India’s luxury consumers are interested in buying much more than elite branded clothing. How about Hermes porcelain plates or Burberry’s fragrances? In India demand for hard luxury goods such as jewelry, crockery or home decor exceeds that of high fashion.
With the struggling economy in the United States and Europe in the past few years, one industry that continues to grow is couture and high luxury accessories.Chanel cites record sales for Spring 2012. Jean-Paul Gaultier jumped 23 percent in the spring with escalating sales from Russia, China, and Brazil.
One region, however, is asking for particularly specific imports. Instead of clothing items, handbags, and other “soft” luxury products, India is purchasing high-end goods in a different category: accessories, fragrance, and home furnishings.

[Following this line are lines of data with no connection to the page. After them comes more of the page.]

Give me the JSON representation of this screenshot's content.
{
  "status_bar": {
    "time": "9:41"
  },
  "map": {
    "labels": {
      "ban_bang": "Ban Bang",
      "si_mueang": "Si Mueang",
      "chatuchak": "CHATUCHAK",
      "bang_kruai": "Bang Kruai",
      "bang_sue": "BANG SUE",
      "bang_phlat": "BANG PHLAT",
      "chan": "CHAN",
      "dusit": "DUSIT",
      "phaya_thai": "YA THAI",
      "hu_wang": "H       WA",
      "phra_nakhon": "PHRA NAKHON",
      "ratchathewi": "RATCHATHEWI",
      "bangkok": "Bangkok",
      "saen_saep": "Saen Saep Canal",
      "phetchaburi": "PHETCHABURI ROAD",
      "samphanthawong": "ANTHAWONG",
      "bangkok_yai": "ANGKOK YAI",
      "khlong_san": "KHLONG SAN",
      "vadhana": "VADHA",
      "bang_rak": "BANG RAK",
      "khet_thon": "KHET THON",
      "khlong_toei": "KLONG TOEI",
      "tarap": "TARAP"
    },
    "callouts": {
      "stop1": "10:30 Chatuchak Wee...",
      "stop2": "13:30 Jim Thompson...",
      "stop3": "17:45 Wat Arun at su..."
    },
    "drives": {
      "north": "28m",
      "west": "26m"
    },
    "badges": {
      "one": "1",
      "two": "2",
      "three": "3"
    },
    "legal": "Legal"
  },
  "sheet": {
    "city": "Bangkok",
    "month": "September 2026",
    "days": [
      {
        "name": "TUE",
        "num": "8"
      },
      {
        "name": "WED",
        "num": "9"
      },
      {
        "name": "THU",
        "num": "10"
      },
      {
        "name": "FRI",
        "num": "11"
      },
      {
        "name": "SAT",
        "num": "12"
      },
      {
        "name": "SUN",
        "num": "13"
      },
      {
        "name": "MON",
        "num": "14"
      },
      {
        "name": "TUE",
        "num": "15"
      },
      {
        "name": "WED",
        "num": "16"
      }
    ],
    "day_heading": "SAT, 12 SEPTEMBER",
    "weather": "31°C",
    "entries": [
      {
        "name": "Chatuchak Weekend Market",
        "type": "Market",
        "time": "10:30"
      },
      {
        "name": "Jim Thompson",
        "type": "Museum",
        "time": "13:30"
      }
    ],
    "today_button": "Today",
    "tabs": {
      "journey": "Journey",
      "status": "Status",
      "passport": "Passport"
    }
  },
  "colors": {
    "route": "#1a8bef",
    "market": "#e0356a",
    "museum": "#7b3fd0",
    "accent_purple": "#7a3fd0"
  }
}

These “hard” luxury items are in such demand that Armani is re-vamping their business approach in the country to offer expensive brand apartments. Versace is selling furniture. Burberry, known for its outerwear and designer clothing, has successful fragrance lines.
The upper class in these regions are pushing purveyors to expand their brand offerings. Sales in jewelry, fragrances, home furnishings, and even crockery are at a record high in India.

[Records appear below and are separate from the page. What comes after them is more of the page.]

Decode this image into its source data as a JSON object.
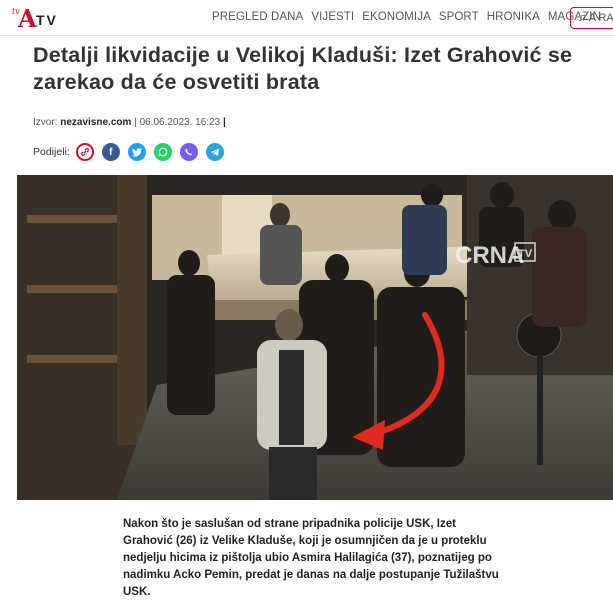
{
  "header": {
    "logo_text": "ATV",
    "logo_small": "tv",
    "nav": [
      "PREGLED DANA",
      "VIJESTI",
      "EKONOMIJA",
      "SPORT",
      "HRONIKA",
      "MAGAZIN"
    ],
    "radio_label": "♫ A RA"
  },
  "article": {
    "title": "Detalji likvidacije u Velikoj Kladuši: Izet Grahović se zarekao da će osvetiti brata",
    "source_label": "Izvor:",
    "source": "nezavisne.com",
    "separator": "|",
    "date": "06.06.2023. 16:23",
    "share_label": "Podijeli:",
    "body": "Nakon što je saslušan od strane pripadnika policije USK, Izet Grahović (26) iz Velike Kladuše, koji je osumnjičen da je u proteklu nedjelju hicima iz pištolja ubio Asmira Halilagića (37), poznatijeg po nadimku Acko Pemin, predat je danas na dalje postupanje Tužilaštvu USK."
  },
  "photo": {
    "watermark": "CRNA",
    "watermark_tv": "TV",
    "arrow_color": "#e02a1e"
  },
  "colors": {
    "brand": "#c8102e"
  }
}
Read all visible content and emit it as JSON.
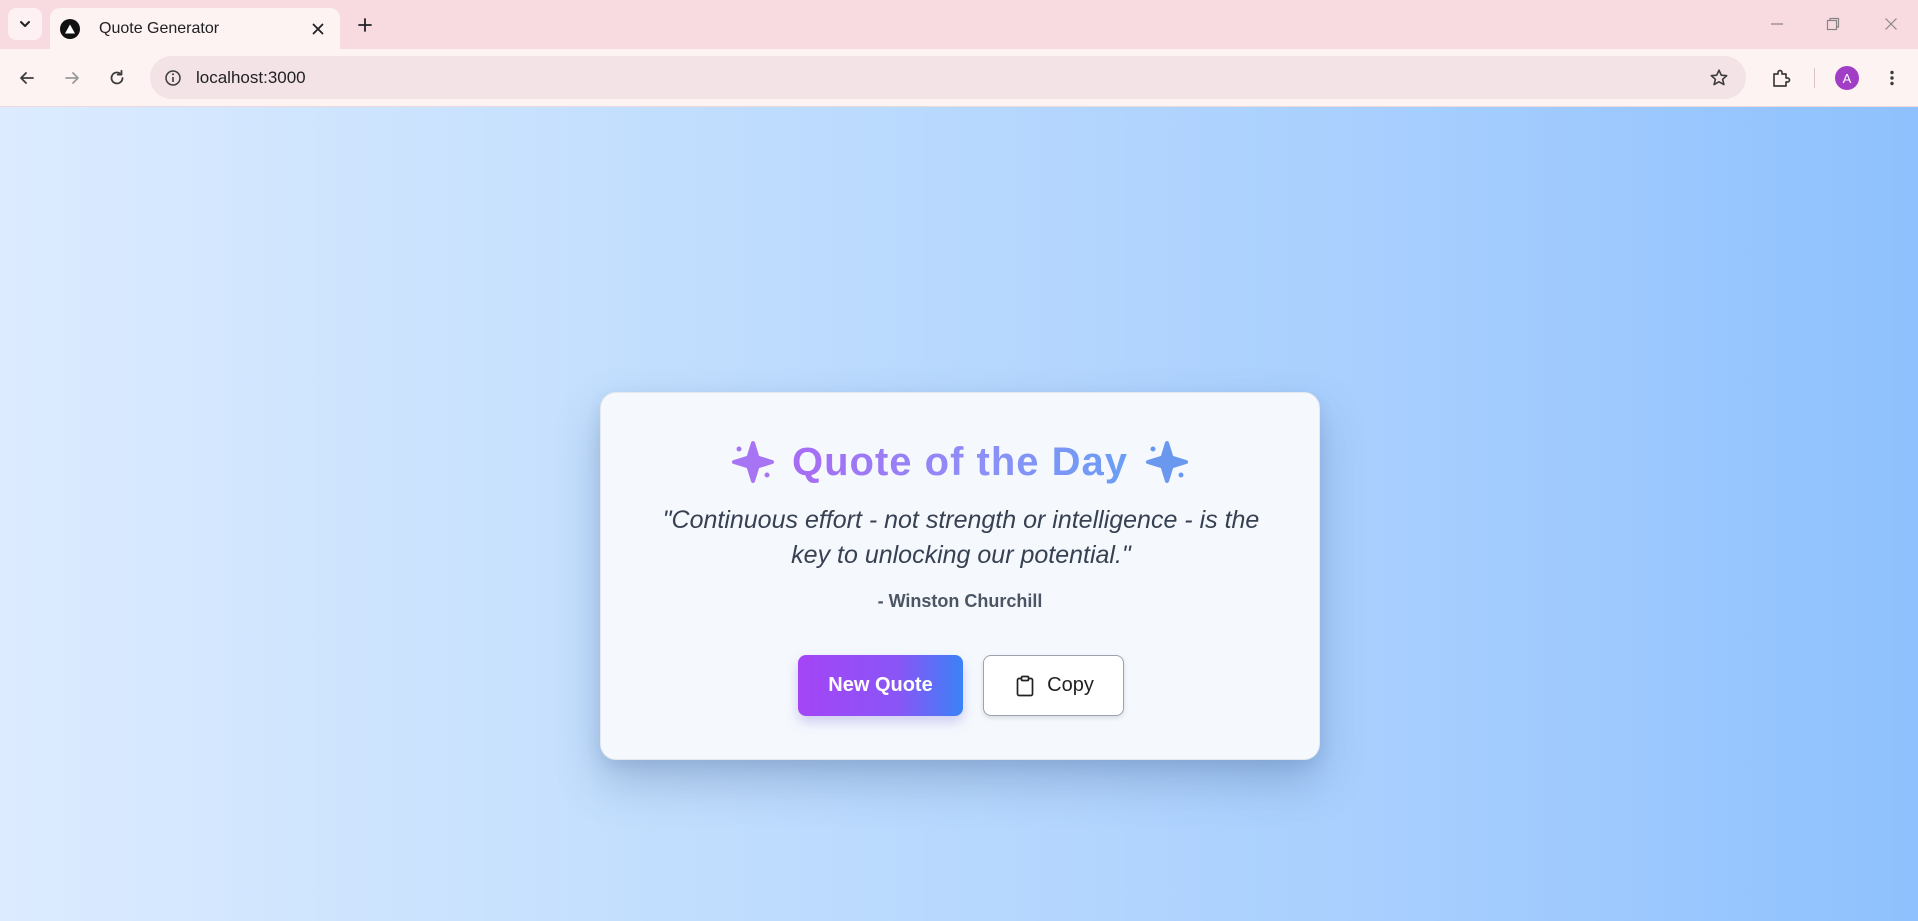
{
  "browser": {
    "tab_title": "Quote Generator",
    "url": "localhost:3000",
    "profile_initial": "A"
  },
  "card": {
    "title": "Quote of the Day",
    "quote": "\"Continuous effort - not strength or intelligence - is the key to unlocking our potential.\"",
    "author": "- Winston Churchill",
    "new_quote_label": "New Quote",
    "copy_label": "Copy"
  },
  "colors": {
    "accent_purple": "#a445f5",
    "accent_blue": "#3b82f6",
    "title_gradient_start": "#a86bf4",
    "title_gradient_end": "#6b9ef5",
    "background_start": "#dcebff",
    "background_end": "#8ec1fd"
  },
  "icons": {
    "header_left": "sparkle-icon",
    "header_right": "sparkle-icon",
    "copy": "clipboard-icon"
  }
}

International architecture and home design has become a growing trend in India. They don’t just want nice cars and clothing. They want brand-name furnishings in lavishly decorated homes. Class, refinement, and sheer decadence of an internationally modern home has great appeal.
The conception that the rich have beautiful homes on the outside and scarce furnishings inside is quickly becoming discredited. Spending takes a turn toward completion of wealth in home decor and hard couture.
Creating a truly extravagant home is something of pride for Indian consumers. In modern architecture, the builders develop a unique outer shell and leave the interior warmth and extravagance to the creativity of the owner.
This trend is growing especially in larger Indian cities as owners create a welcoming, decadent home. The desire is to design homes that exalt as well as pamper, amaze as well as comfort. Expensive is valuable, and Indian consumers are purchasing with this in mind.
Indians have definite focus on the brand name. They recognize the indulgence and high-fashion quality that comes with Louis Vuitton, Burberry and Versace.The demand is in luxurious and useful items that contribute to overall wealth and well being.
Often synonymous with couture clothing and watches, Hermes has made a great leap in New Delhi in the dinnerware department. The Hermes Art of Living line, which includes everything from ashtrays to umbrellas, is purchased at record highs.
In a recent report by Bain and Company, the couture market in India for 2012 is estimated to reach 1.2 billion euros. High-fashion brand names choose to bring their items like sunglasses, high-luxury luggage lines, and other travel accessories first to India.
They are being challenged to rise to the global request for high-fashion items in much more than just trendy clothing. Bain and Company concluded in saying, “India is strategically poised to create one of the largest global market opportunities in the next decade.”
With refined taste and a large audience, India creates an appropriate infrastructure for the fashion industry to evolve their brands and create high-fashion items that will pass through generations and gain timeless value.